Expanding the design charrette model popular in architecture and design practices, the team behind Hacking Health has developed a hybrid model that amplifies the power of the “pop-up” meeting between users and designers by using it to jumpstart a semester-long design studio.
A design charrette is an intensive, cross-disciplinary workshop involving a group of stakeholders to address a problem area and to inform design of products, services, and systems aligned with the needs of users. In each charrette event, students worked in interdisciplinary teams with faculty, researchers, health practitioners, and community members drawn from the target population. Following the charrette, students working in teams of 4 or 5 built on the insights generated in order to deepen their understanding of users.
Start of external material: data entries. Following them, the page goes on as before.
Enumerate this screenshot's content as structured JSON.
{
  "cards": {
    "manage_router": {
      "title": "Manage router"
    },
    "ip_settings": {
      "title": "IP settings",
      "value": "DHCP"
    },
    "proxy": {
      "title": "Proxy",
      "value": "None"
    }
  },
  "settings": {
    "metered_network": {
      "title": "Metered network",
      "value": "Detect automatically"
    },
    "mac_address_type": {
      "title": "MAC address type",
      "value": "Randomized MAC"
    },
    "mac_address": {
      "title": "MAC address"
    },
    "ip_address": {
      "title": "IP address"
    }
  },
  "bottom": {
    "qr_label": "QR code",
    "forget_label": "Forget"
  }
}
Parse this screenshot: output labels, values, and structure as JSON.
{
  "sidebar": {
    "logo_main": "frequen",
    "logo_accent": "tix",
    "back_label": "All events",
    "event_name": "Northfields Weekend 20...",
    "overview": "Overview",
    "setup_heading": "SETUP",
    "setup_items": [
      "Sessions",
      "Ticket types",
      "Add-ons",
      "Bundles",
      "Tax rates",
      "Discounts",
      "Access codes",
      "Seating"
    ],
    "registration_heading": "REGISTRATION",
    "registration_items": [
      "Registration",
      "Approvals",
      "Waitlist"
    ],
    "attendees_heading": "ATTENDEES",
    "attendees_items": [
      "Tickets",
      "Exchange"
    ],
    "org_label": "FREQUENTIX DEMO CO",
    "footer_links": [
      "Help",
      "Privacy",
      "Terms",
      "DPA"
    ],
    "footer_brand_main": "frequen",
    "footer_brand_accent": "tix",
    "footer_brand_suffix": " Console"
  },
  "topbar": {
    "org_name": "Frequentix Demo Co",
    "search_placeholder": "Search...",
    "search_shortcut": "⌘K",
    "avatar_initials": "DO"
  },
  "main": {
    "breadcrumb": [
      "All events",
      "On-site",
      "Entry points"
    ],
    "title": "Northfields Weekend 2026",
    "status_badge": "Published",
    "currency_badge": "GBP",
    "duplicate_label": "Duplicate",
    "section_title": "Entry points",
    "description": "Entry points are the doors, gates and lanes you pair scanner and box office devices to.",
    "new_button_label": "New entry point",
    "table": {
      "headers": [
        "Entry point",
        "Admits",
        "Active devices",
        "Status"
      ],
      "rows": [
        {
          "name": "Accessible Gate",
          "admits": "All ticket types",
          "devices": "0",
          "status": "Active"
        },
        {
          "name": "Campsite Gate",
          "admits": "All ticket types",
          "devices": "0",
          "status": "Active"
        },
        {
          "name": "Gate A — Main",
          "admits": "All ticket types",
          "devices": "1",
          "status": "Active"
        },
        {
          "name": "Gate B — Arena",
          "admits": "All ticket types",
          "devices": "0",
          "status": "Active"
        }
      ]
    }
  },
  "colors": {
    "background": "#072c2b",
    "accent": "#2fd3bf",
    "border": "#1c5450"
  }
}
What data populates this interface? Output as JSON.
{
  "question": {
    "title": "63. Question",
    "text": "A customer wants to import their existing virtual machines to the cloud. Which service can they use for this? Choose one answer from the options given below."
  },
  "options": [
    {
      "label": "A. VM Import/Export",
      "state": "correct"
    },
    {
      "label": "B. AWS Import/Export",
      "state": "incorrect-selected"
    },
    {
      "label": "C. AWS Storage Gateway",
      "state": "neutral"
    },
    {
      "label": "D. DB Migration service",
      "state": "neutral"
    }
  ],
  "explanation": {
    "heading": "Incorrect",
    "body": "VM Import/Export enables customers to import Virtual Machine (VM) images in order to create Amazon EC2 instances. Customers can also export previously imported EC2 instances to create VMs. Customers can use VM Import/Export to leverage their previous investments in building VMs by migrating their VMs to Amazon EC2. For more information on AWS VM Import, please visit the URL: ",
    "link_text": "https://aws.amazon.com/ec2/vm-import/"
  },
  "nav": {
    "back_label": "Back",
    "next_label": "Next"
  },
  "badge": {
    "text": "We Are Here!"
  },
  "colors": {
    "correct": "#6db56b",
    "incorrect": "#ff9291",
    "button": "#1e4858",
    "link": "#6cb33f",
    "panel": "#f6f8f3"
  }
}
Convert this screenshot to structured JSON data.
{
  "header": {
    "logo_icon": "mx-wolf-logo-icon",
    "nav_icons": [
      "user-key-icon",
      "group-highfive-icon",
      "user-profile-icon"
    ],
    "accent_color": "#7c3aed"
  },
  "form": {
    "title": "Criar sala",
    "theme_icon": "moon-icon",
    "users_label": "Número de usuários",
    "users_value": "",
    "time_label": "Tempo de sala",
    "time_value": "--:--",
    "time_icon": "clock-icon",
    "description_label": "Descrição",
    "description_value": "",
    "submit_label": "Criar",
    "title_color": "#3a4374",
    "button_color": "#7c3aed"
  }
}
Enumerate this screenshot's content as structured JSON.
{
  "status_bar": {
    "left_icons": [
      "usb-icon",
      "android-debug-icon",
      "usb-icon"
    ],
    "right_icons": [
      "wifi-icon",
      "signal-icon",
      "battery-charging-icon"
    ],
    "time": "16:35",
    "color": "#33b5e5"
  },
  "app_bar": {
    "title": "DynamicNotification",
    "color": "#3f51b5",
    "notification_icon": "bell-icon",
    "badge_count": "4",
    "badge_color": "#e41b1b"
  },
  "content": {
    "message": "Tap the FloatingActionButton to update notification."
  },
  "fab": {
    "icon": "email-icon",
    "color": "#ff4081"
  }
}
In a course setting, they develop and iterate physical prototypes in response to user feedback, understand technical viability and usability, and then plan businesses to engage in an economic competition with other teams.
Teaching human-centered design is more effective when students gain hands-on contextual understanding of users/stakeholders, and the “follow-on” Integrated Product Development (IPD) course harnesses the power of that interaction to inform a sustained exploration of design principles. Hacking Health provides an exemplar of how to immerse students in experiential learning that prepares them to work with multiple communities of interest and to use design to contribute to the greater good in ways that extend beyond one-time community contact.
As an end-to-end process, we designed and developed a product to solve mobility challenges in a geriatric population. The emphasis on ‘user-centered design’ made me truly empathize with users and carefully create solutions for them.
The charrette worked with stakeholders, including students, faculty, children, and researchers across the design, health, business, and engineering community, to gain a greater understanding of today’s challenges in pediatric populations.
The design charrette day resulted in empathy maps and user profiles, storyboard ideas for effective self-management of personal care, and ideation exploring potential interventions.
The design charrette taught me two things: 1) a generative design research method where multidisciplinary people share their knowledge and work together on a problem statement to co-create, and 2) not only how to facilitate, but how to encourage people in groups to share, engage, and collaborate to co-create.
Working with teams that included international students and graduate students with significant industry experience, I gained an understanding and appreciation of how to align a team comprised of a diverse range of experiences and perspectives.